Computer-generated imagery (CGI) was not used to depict the suspended steps leading into the ship. The effect of the door liquefying to form them was achieved through stop-motion animation by creating a series of metallic sculptures for every frame of the animation. They appeared to support David's weight with a simple optical illusion. They were mounted on thin beams that were angled in a way such that they hid the beams from the camera's lens. This arrangement even allowed for slight camera movement, as can be seen the first time he climbs them. Also note that when he presses on the middle one, they all move slightly.
The two full-scale spaceship hulls used in most of the shots throughout the film (one with an open entrance, the other sealed) were constructed out of thin, curved sheets of wood over a metal framework and finished with primer and reflective paint. One of the hulls underwent refurbishment and is currently used as the Cool Ship in Tomorrowland of Magic Kingdom at Walt Disney World. The other hull can today be seen on the Studio Backlot Tour at Disney's Hollywood Studios.
The music score for the film was composed by Alan Silvestri. It is distinct from his other scores in being entirely electronically generated, using the Synclavier, one of the first digital synthesisers and samplers.
- Theme from "Flight of the Navigator"
- "Main Title"
- "The Ship Beckons"
- "David in the Woods"
- "Robot Romp"
- "Transporting the Ship"
- "Ship Drop"
- "Have to Help a Friend"
- "The Shadow Universe"
In May 2009, The Hollywood Reporter reported that Disney was readying a remake of the movie. Brad Copeland was writing the script and Mandeville partners David Hoberman and Todd Lieberman would serve as producers. In November 2012, Disney hired Safety Not Guaranteed's director Colin Trevorrow and writer/producer Derek Connolly to rewrite the film.

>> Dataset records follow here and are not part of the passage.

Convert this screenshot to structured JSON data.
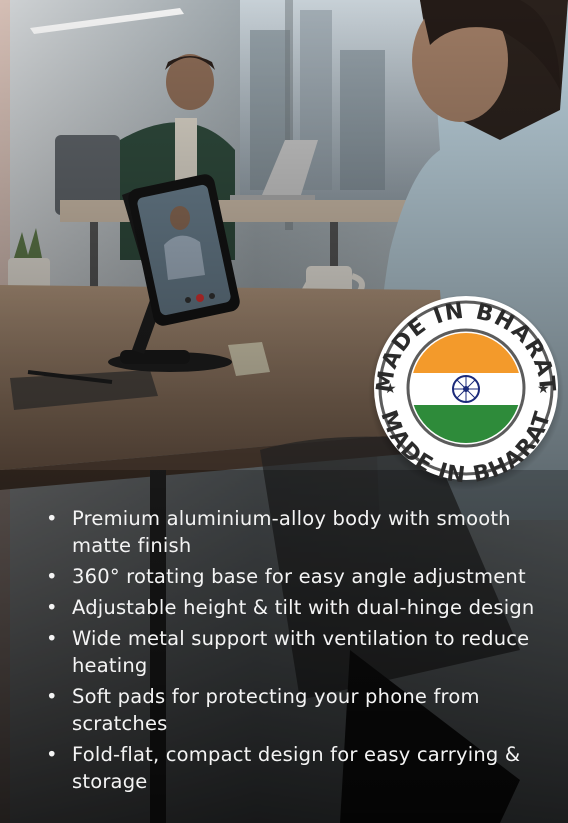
{
  "badge": {
    "top_text": "MADE IN BHARAT",
    "bottom_text": "MADE IN BHARAT",
    "colors": {
      "saffron": "#f39a2b",
      "white": "#ffffff",
      "green": "#2e8b3a",
      "chakra": "#1b2a7a"
    }
  },
  "features": [
    "Premium aluminium-alloy body with smooth matte finish",
    "360° rotating base for easy angle adjustment",
    "Adjustable height & tilt with dual-hinge design",
    "Wide metal support with ventilation to reduce heating",
    "Soft pads for protecting your phone from scratches",
    "Fold-flat, compact design for easy carrying & storage"
  ],
  "bullet_lines": [
    [
      "Premium aluminium-alloy body with smooth",
      "matte finish"
    ],
    [
      "360° rotating base for easy angle adjustment"
    ],
    [
      "Adjustable height & tilt with dual-hinge design"
    ],
    [
      "Wide metal support with ventilation to reduce",
      "heating"
    ],
    [
      "Soft pads for protecting your phone from",
      "scratches"
    ],
    [
      "Fold-flat, compact design for easy carrying &",
      "storage"
    ]
  ]
}
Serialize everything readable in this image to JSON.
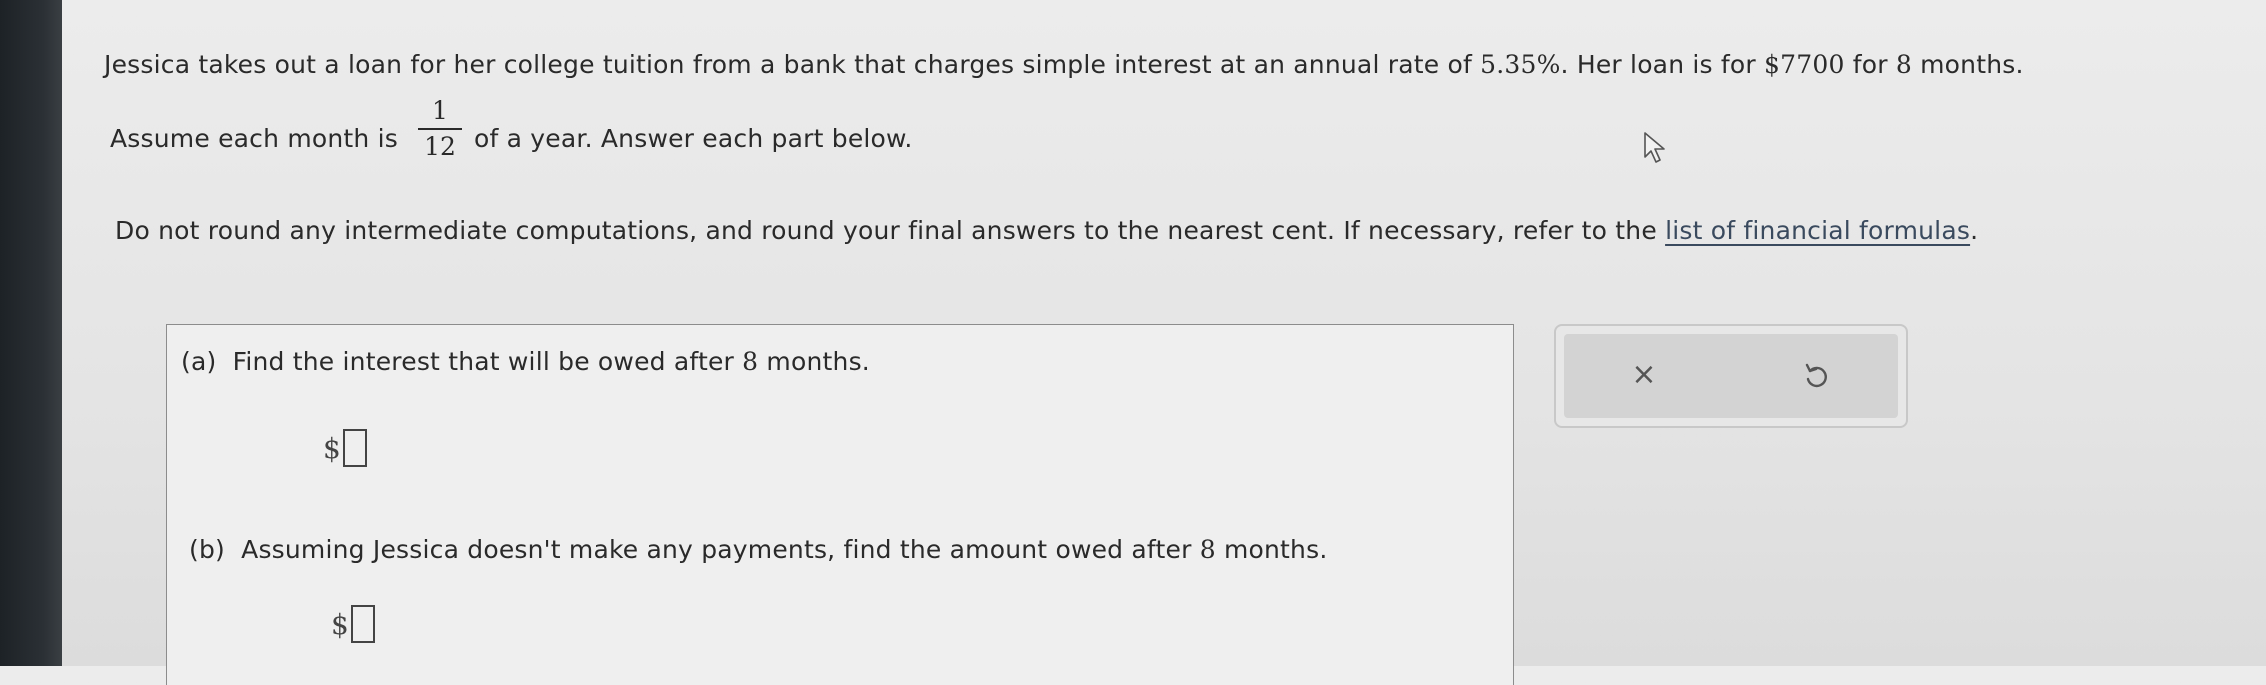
{
  "problem": {
    "line1_pre": "Jessica takes out a loan for her college tuition from a bank that charges simple interest at an annual rate of ",
    "rate": "5.35%",
    "line1_mid": ". Her loan is for ",
    "amount": "$7700",
    "line1_mid2": " for ",
    "months": "8",
    "line1_post": " months.",
    "line2_pre": "Assume each month is",
    "frac_num": "1",
    "frac_den": "12",
    "line2_post": "of a year. Answer each part below.",
    "instructions_pre": "Do not round any intermediate computations, and round your final answers to the nearest cent. If necessary, refer to the ",
    "link_text": "list of financial formulas",
    "instructions_post": "."
  },
  "parts": {
    "a": {
      "label": "(a)",
      "text_pre": "Find the interest that will be owed after ",
      "months": "8",
      "text_post": " months.",
      "prefix": "$",
      "value": ""
    },
    "b": {
      "label": "(b)",
      "text_pre": "Assuming Jessica doesn't make any payments, find the amount owed after ",
      "months": "8",
      "text_post": " months.",
      "prefix": "$",
      "value": ""
    }
  },
  "toolbar": {
    "clear_icon": "close-icon",
    "undo_icon": "undo-icon",
    "clear_glyph": "×"
  }
}
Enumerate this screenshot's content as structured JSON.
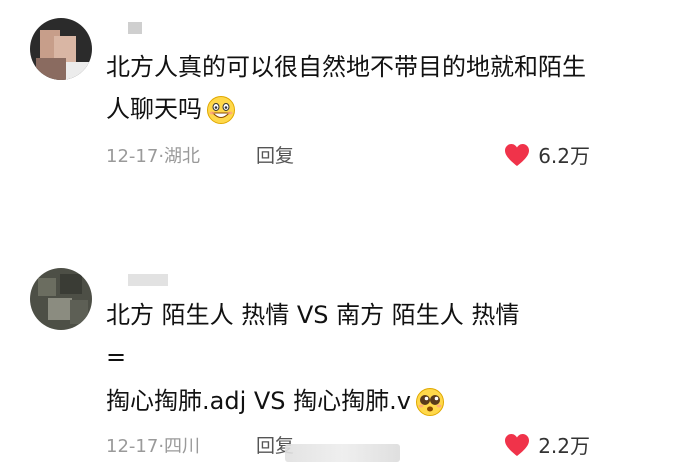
{
  "comments": [
    {
      "lines": [
        "北方人真的可以很自然地不带目的地就和陌生",
        "人聊天吗"
      ],
      "date": "12-17",
      "location": "湖北",
      "reply_label": "回复",
      "likes": "6.2万",
      "emoji": "grinning-face-icon"
    },
    {
      "lines": [
        "北方  陌生人 热情  VS  南方 陌生人 热情",
        "=",
        "掏心掏肺.adj  VS  掏心掏肺.v"
      ],
      "date": "12-17",
      "location": "四川",
      "reply_label": "回复",
      "likes": "2.2万",
      "emoji": "pleading-face-icon"
    }
  ],
  "colors": {
    "heart": "#f0334a",
    "meta": "#9a9a9a"
  }
}
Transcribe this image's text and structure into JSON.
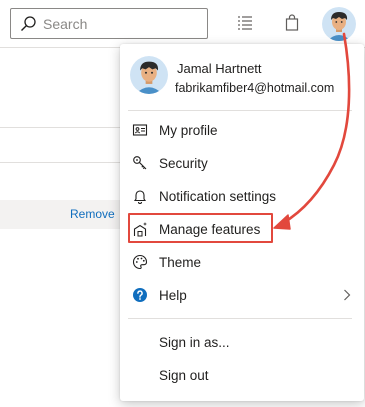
{
  "header": {
    "search_placeholder": "Search",
    "icons": [
      "search-icon",
      "work-items-icon",
      "marketplace-bag-icon",
      "user-avatar"
    ]
  },
  "background": {
    "remove_link": "Remove"
  },
  "profile": {
    "name": "Jamal Hartnett",
    "email": "fabrikamfiber4@hotmail.com"
  },
  "menu": {
    "items": [
      {
        "label": "My profile",
        "icon": "id-card-icon"
      },
      {
        "label": "Security",
        "icon": "key-icon"
      },
      {
        "label": "Notification settings",
        "icon": "bell-icon"
      },
      {
        "label": "Manage features",
        "icon": "preview-features-icon",
        "highlighted": true
      },
      {
        "label": "Theme",
        "icon": "palette-icon"
      },
      {
        "label": "Help",
        "icon": "help-icon",
        "has_submenu": true
      },
      {
        "label": "Sign in as...",
        "icon": ""
      },
      {
        "label": "Sign out",
        "icon": ""
      }
    ]
  },
  "colors": {
    "callout_red": "#e2483d",
    "help_blue": "#106ebe",
    "link_blue": "#106ebe"
  }
}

- Kehr, Dave; Critic, Movie (1986-07-30). "'Flight Of Navigator' A New High For Disney". Chicago Tribune. Retrieved 2009-12-20.
- "Flight of the Navigator - 1986 - Joey Cramer, Randal Kleiser - Variety Profiles". Variety.com. 1986-07-30. Retrieved 2009-12-20.[dead link]
- Damon; Schreyer, Mark; Linda (2008). From Cowboy to Mogul to Monster: The Neverending Story of Film Pioneer Mark Damon. Bloomington, IN: AuthorHouse. p. 376. ISBN 978-1-4343-7737-1.
- "Commentary : Computer Graphics Shows Its Stuff". Los Angeles Times. Retrieved 2012-06-10.
- "Movie Review : 'Flight Of Navigator' Offers A Family Outing". Los Angeles Times. Retrieved 2012-06-10.
- "The Screen: 'Flight Of The Navigator'". The New York Times. Retrieved 2012-06-10.
- Film's end credits
- Disney taps 'Safety' duo for 'Navigator' rewrite
- Flight of the Navigator at the Internet Movie Database
- Flight of the Navigator at the TCM Movie Database
- Flight of the Navigator at AllRovi
- Flight of the Navigator at Box Office Mojo
- Flight of the Navigator at Rotten Tomatoes